Trump is correct that we are experiencing a frightening dis-ease in America. Insanity – moral disorder – imperils our people, our nation, our earth. What he doesn’t seem to recognize is that he is the source of much of the chaos, the claims of many evangelical leaders notwithstanding.
I’m praying that God will comfort suffering victims and afflict their political and religious victimizers. That’s not a “God bless the USA” prayer. It’s a “Thy will be done” prayer.
The president is a racist who readily uses xenophobic and white nationalist rhetoric of biblical proportions. It is past time for the American church, Republican and Democrats alike, to speak out with a singular voice and tell the truth.
Those of us who have the most to learn are the ones who seldom have been victims of racism ourselves, who think we know what racism means but in reality do not know the definition. What scares me is the seemingly vast number of Christians who know the definition and simply don’t care.
Despite their disturbing, even demonic, histories, both white supremacy and nationalism are back. Now they are fused with Christian zeal, a mixture that has only ever been – and will only ever be – toxic.

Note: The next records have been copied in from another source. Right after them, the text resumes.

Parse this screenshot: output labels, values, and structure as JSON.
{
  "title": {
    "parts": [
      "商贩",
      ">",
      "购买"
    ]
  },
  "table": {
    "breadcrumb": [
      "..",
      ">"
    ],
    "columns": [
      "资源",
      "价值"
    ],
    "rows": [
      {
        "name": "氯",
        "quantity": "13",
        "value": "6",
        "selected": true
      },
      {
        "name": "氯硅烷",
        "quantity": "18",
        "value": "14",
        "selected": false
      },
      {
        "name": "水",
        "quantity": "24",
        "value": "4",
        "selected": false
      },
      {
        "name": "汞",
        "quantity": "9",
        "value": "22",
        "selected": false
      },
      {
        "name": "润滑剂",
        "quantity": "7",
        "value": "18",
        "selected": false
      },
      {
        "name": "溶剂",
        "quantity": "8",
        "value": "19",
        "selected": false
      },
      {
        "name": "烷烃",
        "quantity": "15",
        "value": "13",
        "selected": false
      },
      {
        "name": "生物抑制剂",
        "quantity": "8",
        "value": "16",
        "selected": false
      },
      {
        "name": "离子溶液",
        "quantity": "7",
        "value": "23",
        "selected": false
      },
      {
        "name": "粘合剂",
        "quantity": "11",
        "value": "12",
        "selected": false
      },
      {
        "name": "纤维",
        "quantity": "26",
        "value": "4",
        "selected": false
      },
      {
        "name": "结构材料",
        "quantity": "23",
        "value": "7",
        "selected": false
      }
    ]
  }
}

Following Jesus is incompatible with being a bully. Following Jesus involves using power to do justice, love mercy and live humbly in oneness with God and others. All Christians should condemn and denounce white supremacy and religious nationalism in the name of Jesus, not validate them.

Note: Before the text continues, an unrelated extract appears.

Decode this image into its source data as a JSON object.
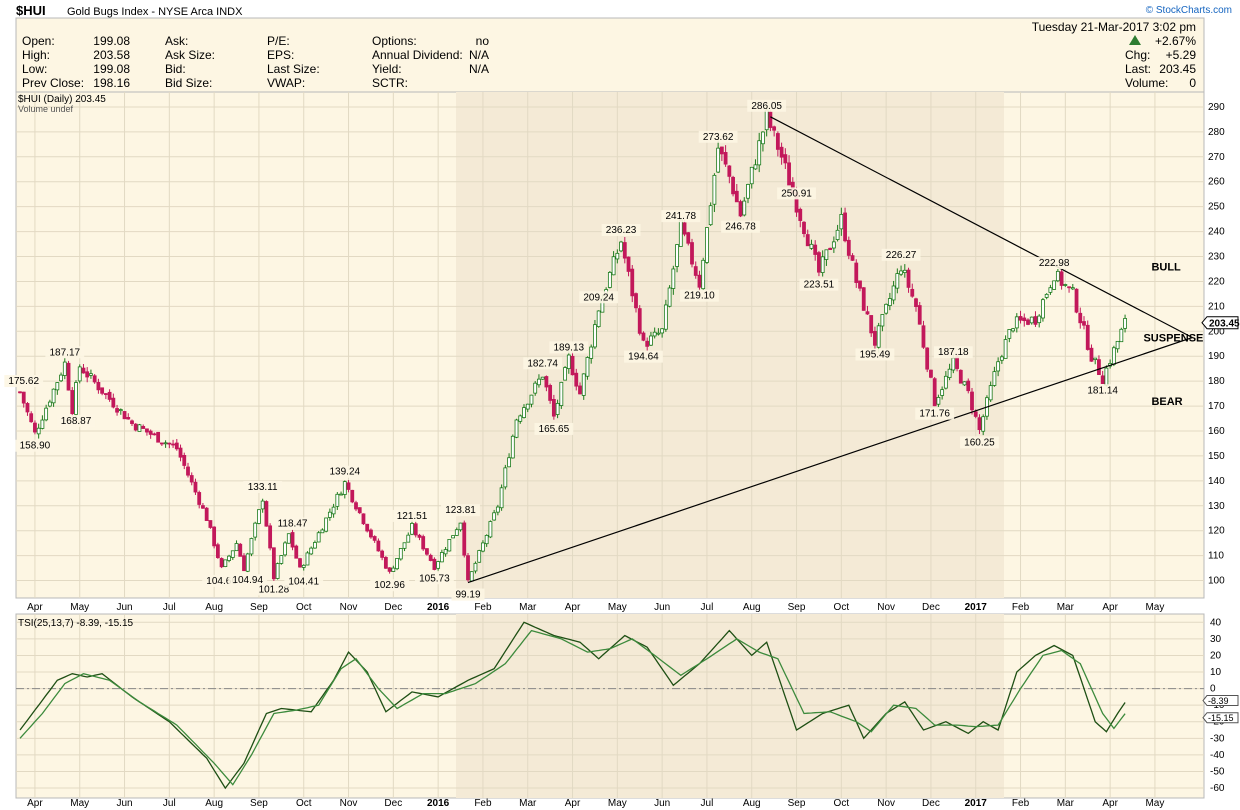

Political leaders’ amorality and immorality about justice has always been tolerated, if not actively enabled, by religious nationalists in congregations in all regions of the country and in every religious sect.
Korean minjung theologians speak of han, the deep and abiding suffering that persists as a result of unresolved injustice. Right now, I believe our faith communities are overwhelmed by han. In this in-between space of conflict and despair, let’s remember that doing right is its own reward.
Imagine what the Holy Spirit might accomplish if Southern Seminary spent the next 150 years intentionally preparing people for ministry careers based on the gospel of liberation and justice rather than the slaveholder theology and hermeneutic and heresies of white supremacy, white religious nationalism and imperialism.